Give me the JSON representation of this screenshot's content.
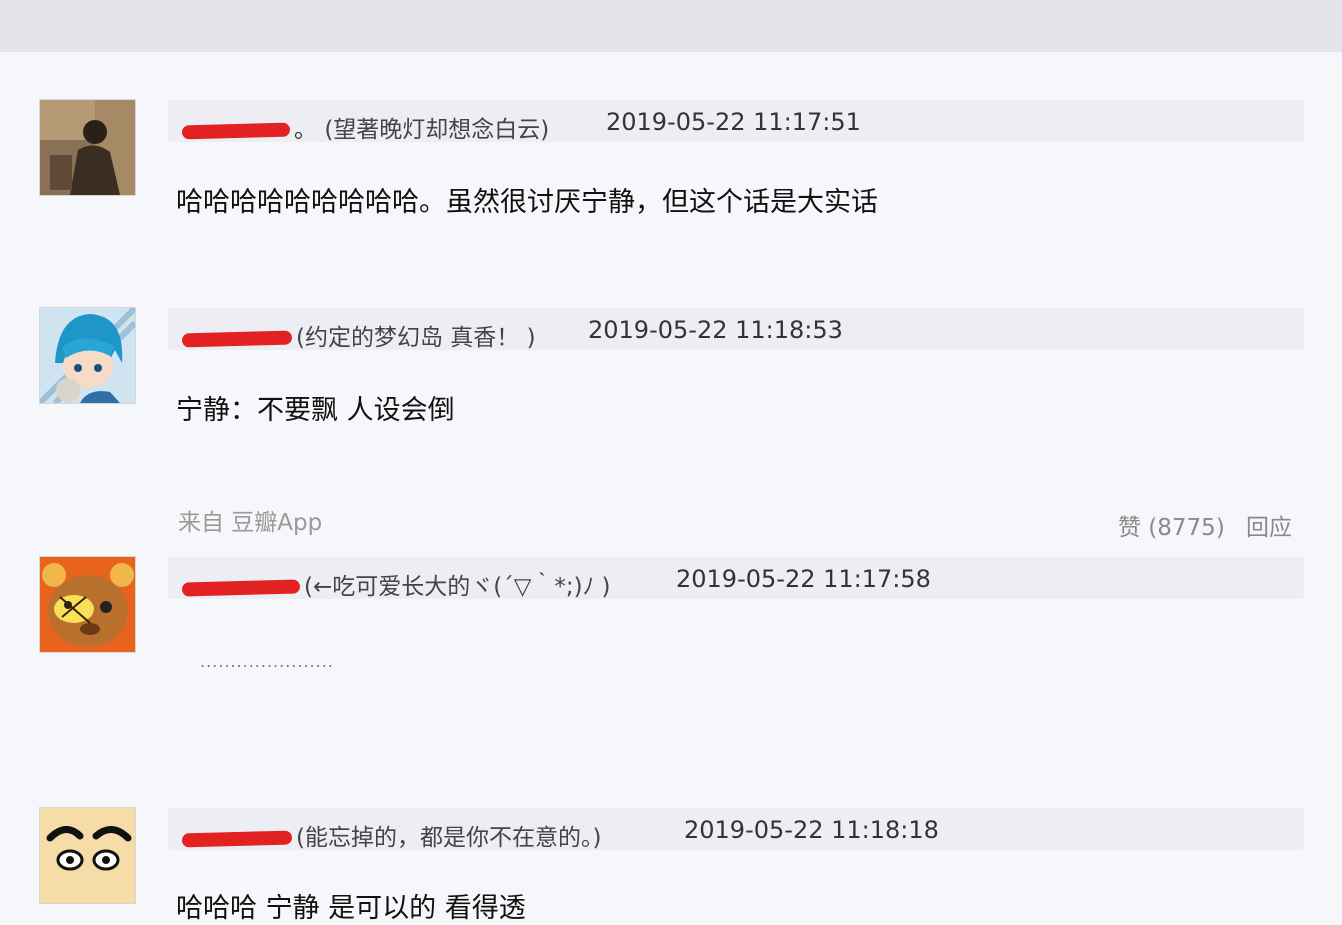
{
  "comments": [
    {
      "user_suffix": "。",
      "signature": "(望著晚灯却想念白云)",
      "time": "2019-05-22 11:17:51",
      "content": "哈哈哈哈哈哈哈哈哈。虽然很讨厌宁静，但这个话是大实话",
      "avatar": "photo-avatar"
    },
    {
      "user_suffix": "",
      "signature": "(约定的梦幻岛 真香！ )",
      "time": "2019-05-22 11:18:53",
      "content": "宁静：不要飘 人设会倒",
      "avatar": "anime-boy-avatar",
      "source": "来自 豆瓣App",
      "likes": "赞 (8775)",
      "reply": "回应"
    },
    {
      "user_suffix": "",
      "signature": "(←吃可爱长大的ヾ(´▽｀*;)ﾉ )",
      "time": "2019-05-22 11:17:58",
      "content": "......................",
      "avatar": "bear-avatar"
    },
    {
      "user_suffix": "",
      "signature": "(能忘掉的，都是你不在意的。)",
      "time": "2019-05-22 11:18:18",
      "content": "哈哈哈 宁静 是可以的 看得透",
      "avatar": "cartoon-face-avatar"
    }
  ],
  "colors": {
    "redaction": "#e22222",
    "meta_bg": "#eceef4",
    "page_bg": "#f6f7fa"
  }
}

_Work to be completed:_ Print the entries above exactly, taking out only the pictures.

_Output for this task:_
Give me the JSON representation of this screenshot's content.
{
  "comments": [
    {
      "user_suffix": "。",
      "signature": "(望著晚灯却想念白云)",
      "time": "2019-05-22 11:17:51",
      "content": "哈哈哈哈哈哈哈哈哈。虽然很讨厌宁静，但这个话是大实话",
      "avatar": "photo-avatar"
    },
    {
      "user_suffix": "",
      "signature": "(约定的梦幻岛 真香！ )",
      "time": "2019-05-22 11:18:53",
      "content": "宁静：不要飘 人设会倒",
      "avatar": "anime-boy-avatar",
      "source": "来自 豆瓣App",
      "likes": "赞 (8775)",
      "reply": "回应"
    },
    {
      "user_suffix": "",
      "signature": "(←吃可爱长大的ヾ(´▽｀*;)ﾉ )",
      "time": "2019-05-22 11:17:58",
      "content": "......................",
      "avatar": "bear-avatar"
    },
    {
      "user_suffix": "",
      "signature": "(能忘掉的，都是你不在意的。)",
      "time": "2019-05-22 11:18:18",
      "content": "哈哈哈 宁静 是可以的 看得透",
      "avatar": "cartoon-face-avatar"
    }
  ],
  "colors": {
    "redaction": "#e22222",
    "meta_bg": "#eceef4",
    "page_bg": "#f6f7fa"
  }
}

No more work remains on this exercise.